December 6

Written by Bill Grandi on December 6th, 2023

When I was a young ‘un growing up, I will admit (now) that I looked forward to Christmas. I’d like to be spiritual and say that it was because of the focus on the birth of Christ, or I truly believed it was more blessed to give than to receive, but would not be telling the whole truth and nothing but the truth. I had no idea how cash-strapped my parents were; I just know it was a magical time of the year.

Part of that magic (before I knew better) was SC. No…not Scott Calvin. Santa Claus. The big guy. Part of Christmas Eve in the young Grandi household was watching an animated version of ‘Twas the Night Before Christmas (15 minutes) followed by a 15 minute retelling of the birth of Jesus.  Later it was the Peanuts cartoon with Linus’ famous rendition of the Luke 2. I know…I’m really telling my age. 🙂

Anyway, SC was part of the magic. Stories abound in my head of scenes from my childhood of the ghost of Christmas past. SC is intriguing though. Little did I know, as a child, of the history and legacy of his coming to be. The person we know as Saint Nicholas (Saint Nick) was born around AD 270 to a wealthy Grecian family.  Tragically, his parents died when he was a boy, and he lived with an uncle to loved him and taught him to follow God. When he was a young man, legend says that he heard of 3 sisters who didn’t have a dowry for marriage and would soon be destitute. Wanting to follow Jesus’ teaching of helping those in need, he took his inheritance and gave each sister a bag of gold coins. Over the years he gave the rest of his money away feeding the poor and caring for others. Down through time he has been honored for his generosity and held up as a standard for giving.

Sadly, many today want to rail against the commercialization of Christmas (with some merit I might add) and SC, the symbol of that commercialization. Rather than rail, let’s refocus on what he represents-giving, and in a sense, the spirit found in Matthew 25:24-40. (Please take a moment to look it up).

It is much better to give than to receive, especially when it is for and to someone less fortunate.


Again, please let me remind you to check out my other blog (link to the right of this post) and subscribe for totally different content than this daily devotion. Thanks.


10 Comments so far ↓

  1. Throwing Santa out of the equation at Christmas skews the entire thing, Bill. We should be teaching our children/grandchildren about the real St. Nicholas and his legacy of giving. It is more blessed to give than receive.

    • Bill Grandi says:
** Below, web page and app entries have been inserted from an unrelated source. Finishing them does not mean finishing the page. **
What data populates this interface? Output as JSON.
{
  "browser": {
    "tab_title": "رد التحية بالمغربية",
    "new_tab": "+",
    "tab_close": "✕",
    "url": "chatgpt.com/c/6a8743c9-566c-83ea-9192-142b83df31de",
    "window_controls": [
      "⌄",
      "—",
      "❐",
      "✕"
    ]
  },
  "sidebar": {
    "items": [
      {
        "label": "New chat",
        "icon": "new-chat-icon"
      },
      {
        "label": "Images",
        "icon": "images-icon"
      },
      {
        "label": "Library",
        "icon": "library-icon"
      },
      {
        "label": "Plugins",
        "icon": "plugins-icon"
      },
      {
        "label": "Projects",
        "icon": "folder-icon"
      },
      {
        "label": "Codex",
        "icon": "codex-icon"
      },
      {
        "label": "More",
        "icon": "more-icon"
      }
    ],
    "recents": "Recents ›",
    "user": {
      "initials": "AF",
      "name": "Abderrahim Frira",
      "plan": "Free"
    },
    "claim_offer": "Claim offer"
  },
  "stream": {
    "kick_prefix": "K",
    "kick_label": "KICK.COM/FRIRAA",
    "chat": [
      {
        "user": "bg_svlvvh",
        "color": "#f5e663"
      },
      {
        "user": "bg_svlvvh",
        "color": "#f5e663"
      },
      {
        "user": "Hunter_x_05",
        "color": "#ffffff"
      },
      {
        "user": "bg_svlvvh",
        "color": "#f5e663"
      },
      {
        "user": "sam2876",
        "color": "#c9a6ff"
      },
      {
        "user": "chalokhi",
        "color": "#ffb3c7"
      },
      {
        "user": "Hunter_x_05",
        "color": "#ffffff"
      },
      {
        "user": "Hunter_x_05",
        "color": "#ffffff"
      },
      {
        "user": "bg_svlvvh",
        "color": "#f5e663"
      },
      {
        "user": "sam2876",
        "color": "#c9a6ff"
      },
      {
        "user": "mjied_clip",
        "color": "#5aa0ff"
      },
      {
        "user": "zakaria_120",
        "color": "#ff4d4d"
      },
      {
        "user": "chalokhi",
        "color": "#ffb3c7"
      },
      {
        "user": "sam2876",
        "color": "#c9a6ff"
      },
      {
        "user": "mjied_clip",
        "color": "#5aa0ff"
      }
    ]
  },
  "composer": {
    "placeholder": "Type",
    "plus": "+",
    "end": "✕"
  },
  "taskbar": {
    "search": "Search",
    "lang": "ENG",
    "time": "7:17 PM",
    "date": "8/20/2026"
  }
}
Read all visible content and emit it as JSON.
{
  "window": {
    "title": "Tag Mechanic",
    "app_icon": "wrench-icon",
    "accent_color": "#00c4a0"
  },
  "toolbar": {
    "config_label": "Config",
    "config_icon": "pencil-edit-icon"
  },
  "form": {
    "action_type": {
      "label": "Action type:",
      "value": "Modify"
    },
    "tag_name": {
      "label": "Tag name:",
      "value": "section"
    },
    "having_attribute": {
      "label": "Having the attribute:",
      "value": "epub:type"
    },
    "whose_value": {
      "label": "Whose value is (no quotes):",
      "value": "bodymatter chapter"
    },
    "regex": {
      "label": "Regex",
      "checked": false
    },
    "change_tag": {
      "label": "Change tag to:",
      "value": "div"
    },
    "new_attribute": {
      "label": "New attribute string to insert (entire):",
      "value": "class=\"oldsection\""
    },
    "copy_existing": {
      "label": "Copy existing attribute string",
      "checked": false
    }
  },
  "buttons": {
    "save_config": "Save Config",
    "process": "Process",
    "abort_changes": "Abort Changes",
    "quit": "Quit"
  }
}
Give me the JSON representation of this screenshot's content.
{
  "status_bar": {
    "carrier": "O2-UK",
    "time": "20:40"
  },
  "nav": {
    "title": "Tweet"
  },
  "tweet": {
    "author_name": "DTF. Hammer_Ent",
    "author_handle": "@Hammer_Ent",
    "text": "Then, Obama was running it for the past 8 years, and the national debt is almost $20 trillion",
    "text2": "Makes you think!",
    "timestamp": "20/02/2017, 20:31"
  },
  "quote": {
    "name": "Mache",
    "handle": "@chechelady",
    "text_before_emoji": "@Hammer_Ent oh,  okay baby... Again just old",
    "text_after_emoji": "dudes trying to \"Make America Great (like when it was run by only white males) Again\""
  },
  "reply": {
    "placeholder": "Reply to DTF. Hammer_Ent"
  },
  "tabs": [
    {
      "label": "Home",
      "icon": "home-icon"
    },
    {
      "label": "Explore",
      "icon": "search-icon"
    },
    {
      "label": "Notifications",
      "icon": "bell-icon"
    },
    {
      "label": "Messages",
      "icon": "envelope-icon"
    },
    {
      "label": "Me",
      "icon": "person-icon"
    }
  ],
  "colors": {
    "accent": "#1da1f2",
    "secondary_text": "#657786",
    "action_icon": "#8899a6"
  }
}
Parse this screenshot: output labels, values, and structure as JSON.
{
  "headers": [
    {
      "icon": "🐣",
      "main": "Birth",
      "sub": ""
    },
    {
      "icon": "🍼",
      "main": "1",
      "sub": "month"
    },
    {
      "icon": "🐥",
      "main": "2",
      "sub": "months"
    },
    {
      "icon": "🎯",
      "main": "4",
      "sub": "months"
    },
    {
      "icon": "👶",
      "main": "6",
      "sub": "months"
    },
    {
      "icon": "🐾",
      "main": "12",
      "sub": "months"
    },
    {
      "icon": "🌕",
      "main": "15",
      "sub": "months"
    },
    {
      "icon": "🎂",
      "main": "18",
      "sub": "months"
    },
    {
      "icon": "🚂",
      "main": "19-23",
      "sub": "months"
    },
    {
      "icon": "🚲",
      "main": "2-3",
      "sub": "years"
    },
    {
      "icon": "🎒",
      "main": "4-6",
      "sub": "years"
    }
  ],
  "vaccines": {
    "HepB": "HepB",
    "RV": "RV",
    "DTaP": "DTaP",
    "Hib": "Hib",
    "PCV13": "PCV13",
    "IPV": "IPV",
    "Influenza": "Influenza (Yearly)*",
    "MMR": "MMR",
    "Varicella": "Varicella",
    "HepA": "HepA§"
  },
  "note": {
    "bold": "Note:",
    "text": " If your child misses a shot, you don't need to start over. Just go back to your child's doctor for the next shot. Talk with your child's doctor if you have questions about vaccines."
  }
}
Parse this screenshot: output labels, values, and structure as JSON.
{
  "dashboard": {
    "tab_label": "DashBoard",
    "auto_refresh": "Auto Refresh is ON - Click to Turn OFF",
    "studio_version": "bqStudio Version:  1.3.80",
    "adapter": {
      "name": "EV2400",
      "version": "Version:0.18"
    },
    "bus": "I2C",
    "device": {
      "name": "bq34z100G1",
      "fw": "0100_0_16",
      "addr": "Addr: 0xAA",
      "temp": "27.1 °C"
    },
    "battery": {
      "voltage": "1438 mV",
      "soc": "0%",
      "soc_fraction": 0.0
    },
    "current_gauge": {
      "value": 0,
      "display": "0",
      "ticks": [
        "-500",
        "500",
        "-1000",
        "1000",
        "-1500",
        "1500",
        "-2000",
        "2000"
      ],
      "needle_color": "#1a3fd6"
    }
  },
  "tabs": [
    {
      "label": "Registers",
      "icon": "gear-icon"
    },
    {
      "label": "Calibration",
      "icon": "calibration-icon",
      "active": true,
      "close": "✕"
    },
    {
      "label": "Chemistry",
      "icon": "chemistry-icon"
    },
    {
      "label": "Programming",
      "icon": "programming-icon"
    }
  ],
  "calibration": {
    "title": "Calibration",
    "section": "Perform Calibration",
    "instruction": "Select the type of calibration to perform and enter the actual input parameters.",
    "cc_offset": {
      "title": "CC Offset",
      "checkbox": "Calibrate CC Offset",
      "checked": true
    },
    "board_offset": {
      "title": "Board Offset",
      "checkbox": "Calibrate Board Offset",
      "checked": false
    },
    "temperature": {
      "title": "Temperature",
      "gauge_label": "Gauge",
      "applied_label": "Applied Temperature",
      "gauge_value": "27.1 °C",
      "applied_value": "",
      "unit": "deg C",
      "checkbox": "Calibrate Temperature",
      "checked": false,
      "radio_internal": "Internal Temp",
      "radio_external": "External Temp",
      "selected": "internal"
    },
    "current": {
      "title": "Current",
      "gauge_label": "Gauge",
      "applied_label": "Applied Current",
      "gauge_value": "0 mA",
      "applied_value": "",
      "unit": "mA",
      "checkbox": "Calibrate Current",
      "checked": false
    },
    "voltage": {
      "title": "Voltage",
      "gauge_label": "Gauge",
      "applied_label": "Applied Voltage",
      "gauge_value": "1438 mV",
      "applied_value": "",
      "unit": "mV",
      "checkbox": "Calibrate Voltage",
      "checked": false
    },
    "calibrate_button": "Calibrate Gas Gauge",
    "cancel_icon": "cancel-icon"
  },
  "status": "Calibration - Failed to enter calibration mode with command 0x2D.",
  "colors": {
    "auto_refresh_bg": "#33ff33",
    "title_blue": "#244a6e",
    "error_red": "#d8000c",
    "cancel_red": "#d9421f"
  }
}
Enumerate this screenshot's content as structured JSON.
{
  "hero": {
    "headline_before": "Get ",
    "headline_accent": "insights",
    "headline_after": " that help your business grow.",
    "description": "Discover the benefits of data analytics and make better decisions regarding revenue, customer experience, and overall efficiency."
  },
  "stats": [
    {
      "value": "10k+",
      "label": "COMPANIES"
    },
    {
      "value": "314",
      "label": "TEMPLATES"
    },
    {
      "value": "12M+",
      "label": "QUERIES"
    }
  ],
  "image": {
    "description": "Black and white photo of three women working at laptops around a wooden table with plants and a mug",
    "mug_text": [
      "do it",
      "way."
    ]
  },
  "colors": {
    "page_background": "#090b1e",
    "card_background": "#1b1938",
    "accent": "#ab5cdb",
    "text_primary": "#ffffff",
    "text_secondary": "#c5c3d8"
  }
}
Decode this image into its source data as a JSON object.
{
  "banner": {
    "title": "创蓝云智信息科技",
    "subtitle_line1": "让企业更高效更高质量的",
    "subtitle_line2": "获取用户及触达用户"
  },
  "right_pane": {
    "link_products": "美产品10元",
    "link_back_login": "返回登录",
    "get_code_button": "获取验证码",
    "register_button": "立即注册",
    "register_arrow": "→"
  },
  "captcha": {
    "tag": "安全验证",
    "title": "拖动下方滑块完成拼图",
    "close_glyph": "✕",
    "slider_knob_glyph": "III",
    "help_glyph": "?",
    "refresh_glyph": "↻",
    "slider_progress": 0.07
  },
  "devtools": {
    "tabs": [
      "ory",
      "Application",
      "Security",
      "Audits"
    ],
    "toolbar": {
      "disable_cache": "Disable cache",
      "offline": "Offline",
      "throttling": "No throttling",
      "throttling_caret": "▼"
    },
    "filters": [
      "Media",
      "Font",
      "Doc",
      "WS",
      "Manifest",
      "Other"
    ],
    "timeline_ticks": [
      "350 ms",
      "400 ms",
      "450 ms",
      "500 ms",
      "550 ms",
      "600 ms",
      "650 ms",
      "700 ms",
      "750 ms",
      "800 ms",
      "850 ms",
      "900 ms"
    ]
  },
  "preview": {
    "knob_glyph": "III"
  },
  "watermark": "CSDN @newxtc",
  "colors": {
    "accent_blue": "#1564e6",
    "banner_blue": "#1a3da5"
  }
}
      For years, I’m ashamed to say, I was one of those people. I missed an important lesson to teach my own children. I agree with you. Taught correctly it can be a good lesson.

  2. gail says:

    I have read some stories about
    St Nicholas, and it’s a wonderful story. I believe as christians we do need to always think about Jesus and His christmas story, and we should never take that for granted. Understanding why Jesus came down to earth, and that it was the start of Jesus’s earthly mission is clearly a remarkable story that needs to be revered. I also think that we can use Chirstmas as a learing tool, for giving, teaching how to have a gracious heart, helping one another, seeking out those that need a hand, a time for forgivness and grace, and all of those things tie back into exactly who Jesus was, is, and will always be.

    • Bill Grandi says:

      Hi Gail! May I add an AMEN to say “all the above is correct”? 🙂 What a difference a new attitude would make for all we come in contact with.

  3. Ryan S says:

    I like the idea of teaching about the historical “Santa”. We chose as parents not to do the magical Santa of the North Pole. We enjoyed the Christmas movies, the decorations, the stockings, and the joy of giving and receiving. Especially the greatest gift of all, Jesus.

    • Bill Grandi says:

      We chose to do the same Ryan. My mother-in-law went all in so it was unavoidable but we felt our responsibility was to teach the “other” story with greater emphasis.

  4. Ed says:

    Although I don’t believe in the myth of a Santa Clause, I still believe in the spirit that the story conveys.. a man who delivers gifts of cheer to everyone. Also, just like Easter and other Christian holidays, I love the fact that we do celebrate this time of year, especially with a focus on The King! It’s really the time of year of the Hope and the Glory of God! What an amazing thing that God did.. the Child that showed us what it was like to be a true King! Not by way of an iron hand, but with a true love and reverance of God and the children of God!

    • Bill Grandi says:

      You said what it is all about Ed: focusing on The King. If we can always keep that in the forefront, we can counter the culture’s influence.

  5. Cheryl says:

    Such a beautiful story! I love how Saint Nicholas’ story ties in with the gifts the magi brought to Jesus. This is such a blessed time of year!

    • Bill Grandi says:

      I’m there with you on that Cheryl. I just listened to a podcast yesterday by James Emery White that really put some things into perspective with Santa Claus and the whole Christmas thing. He told the story of Saint Nicholas.